→ Requirement
Give the data again word for word; drop the pictures.

→ Given data
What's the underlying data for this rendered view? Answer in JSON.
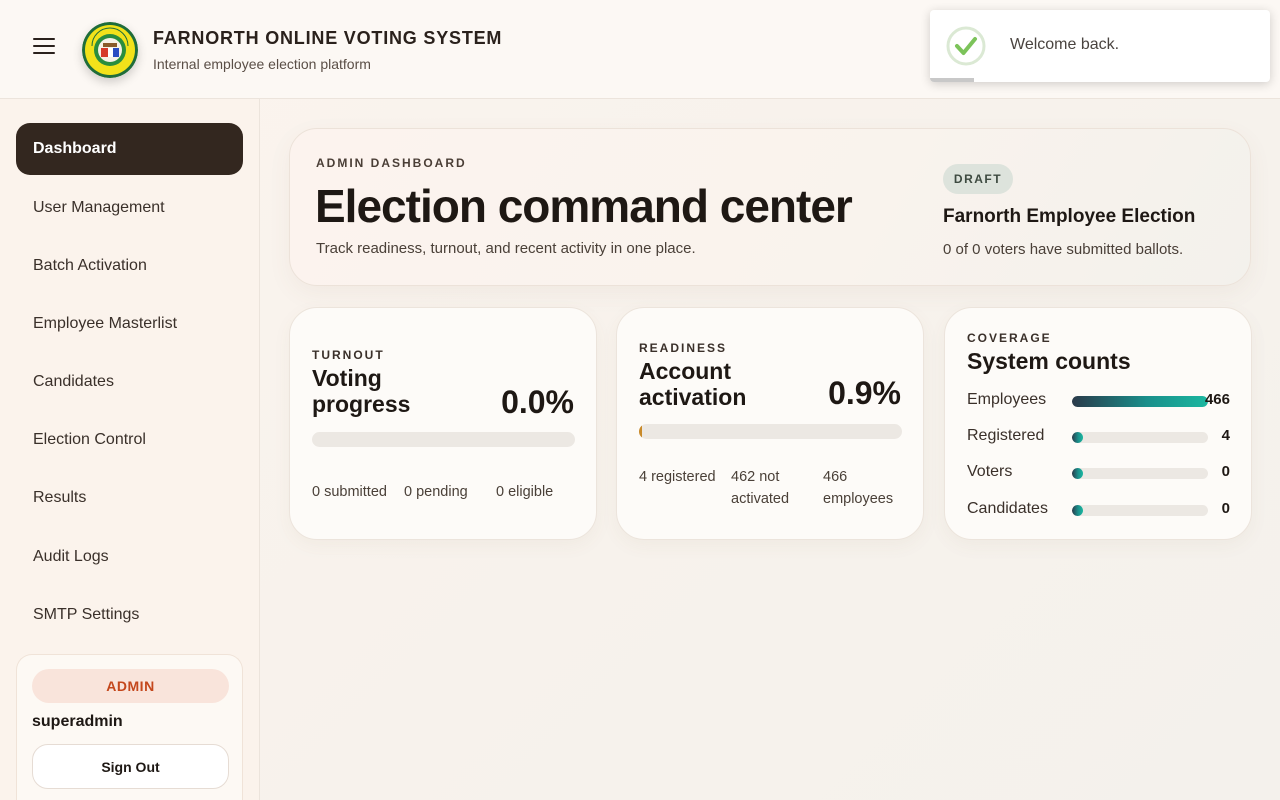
{
  "header": {
    "title": "FARNORTH ONLINE VOTING SYSTEM",
    "subtitle": "Internal employee election platform",
    "logo_text": "FAR NORTH LUZON"
  },
  "toast": {
    "message": "Welcome back.",
    "status": "success"
  },
  "sidebar": {
    "items": [
      {
        "label": "Dashboard",
        "active": true
      },
      {
        "label": "User Management"
      },
      {
        "label": "Batch Activation"
      },
      {
        "label": "Employee Masterlist"
      },
      {
        "label": "Candidates"
      },
      {
        "label": "Election Control"
      },
      {
        "label": "Results"
      },
      {
        "label": "Audit Logs"
      },
      {
        "label": "SMTP Settings"
      }
    ],
    "user": {
      "role": "ADMIN",
      "username": "superadmin",
      "signout_label": "Sign Out"
    }
  },
  "hero": {
    "eyebrow": "ADMIN DASHBOARD",
    "title": "Election command center",
    "subtitle": "Track readiness, turnout, and recent activity in one place.",
    "status": "DRAFT",
    "election_name": "Farnorth Employee Election",
    "election_summary": "0 of 0 voters have submitted ballots."
  },
  "turnout": {
    "eyebrow": "TURNOUT",
    "title_line1": "Voting",
    "title_line2": "progress",
    "percent": "0.0%",
    "progress": 0.0,
    "submitted": "0 submitted",
    "pending": "0 pending",
    "eligible": "0 eligible"
  },
  "readiness": {
    "eyebrow": "READINESS",
    "title_line1": "Account",
    "title_line2": "activation",
    "percent": "0.9%",
    "progress": 0.009,
    "registered": "4 registered",
    "not_activated_line1": "462 not",
    "not_activated_line2": "activated",
    "employees_line1": "466",
    "employees_line2": "employees"
  },
  "coverage": {
    "eyebrow": "COVERAGE",
    "title": "System counts",
    "rows": [
      {
        "label": "Employees",
        "value": "466",
        "fraction": 1.0
      },
      {
        "label": "Registered",
        "value": "4",
        "fraction": 0.009
      },
      {
        "label": "Voters",
        "value": "0",
        "fraction": 0
      },
      {
        "label": "Candidates",
        "value": "0",
        "fraction": 0
      }
    ]
  },
  "colors": {
    "accent_dark": "#33271f",
    "admin_badge": "#c4471c",
    "progress_gradient_start": "#2a3a4a",
    "progress_gradient_end": "#1bb7a0",
    "readiness_fill": "#c98a2a"
  }
}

→ Result
What's the underlying data for this rendered view? Answer in JSON.
{
  "header": {
    "title": "FARNORTH ONLINE VOTING SYSTEM",
    "subtitle": "Internal employee election platform",
    "logo_text": "FAR NORTH LUZON"
  },
  "toast": {
    "message": "Welcome back.",
    "status": "success"
  },
  "sidebar": {
    "items": [
      {
        "label": "Dashboard",
        "active": true
      },
      {
        "label": "User Management"
      },
      {
        "label": "Batch Activation"
      },
      {
        "label": "Employee Masterlist"
      },
      {
        "label": "Candidates"
      },
      {
        "label": "Election Control"
      },
      {
        "label": "Results"
      },
      {
        "label": "Audit Logs"
      },
      {
        "label": "SMTP Settings"
      }
    ],
    "user": {
      "role": "ADMIN",
      "username": "superadmin",
      "signout_label": "Sign Out"
    }
  },
  "hero": {
    "eyebrow": "ADMIN DASHBOARD",
    "title": "Election command center",
    "subtitle": "Track readiness, turnout, and recent activity in one place.",
    "status": "DRAFT",
    "election_name": "Farnorth Employee Election",
    "election_summary": "0 of 0 voters have submitted ballots."
  },
  "turnout": {
    "eyebrow": "TURNOUT",
    "title_line1": "Voting",
    "title_line2": "progress",
    "percent": "0.0%",
    "progress": 0.0,
    "submitted": "0 submitted",
    "pending": "0 pending",
    "eligible": "0 eligible"
  },
  "readiness": {
    "eyebrow": "READINESS",
    "title_line1": "Account",
    "title_line2": "activation",
    "percent": "0.9%",
    "progress": 0.009,
    "registered": "4 registered",
    "not_activated_line1": "462 not",
    "not_activated_line2": "activated",
    "employees_line1": "466",
    "employees_line2": "employees"
  },
  "coverage": {
    "eyebrow": "COVERAGE",
    "title": "System counts",
    "rows": [
      {
        "label": "Employees",
        "value": "466",
        "fraction": 1.0
      },
      {
        "label": "Registered",
        "value": "4",
        "fraction": 0.009
      },
      {
        "label": "Voters",
        "value": "0",
        "fraction": 0
      },
      {
        "label": "Candidates",
        "value": "0",
        "fraction": 0
      }
    ]
  },
  "colors": {
    "accent_dark": "#33271f",
    "admin_badge": "#c4471c",
    "progress_gradient_start": "#2a3a4a",
    "progress_gradient_end": "#1bb7a0",
    "readiness_fill": "#c98a2a"
  }
}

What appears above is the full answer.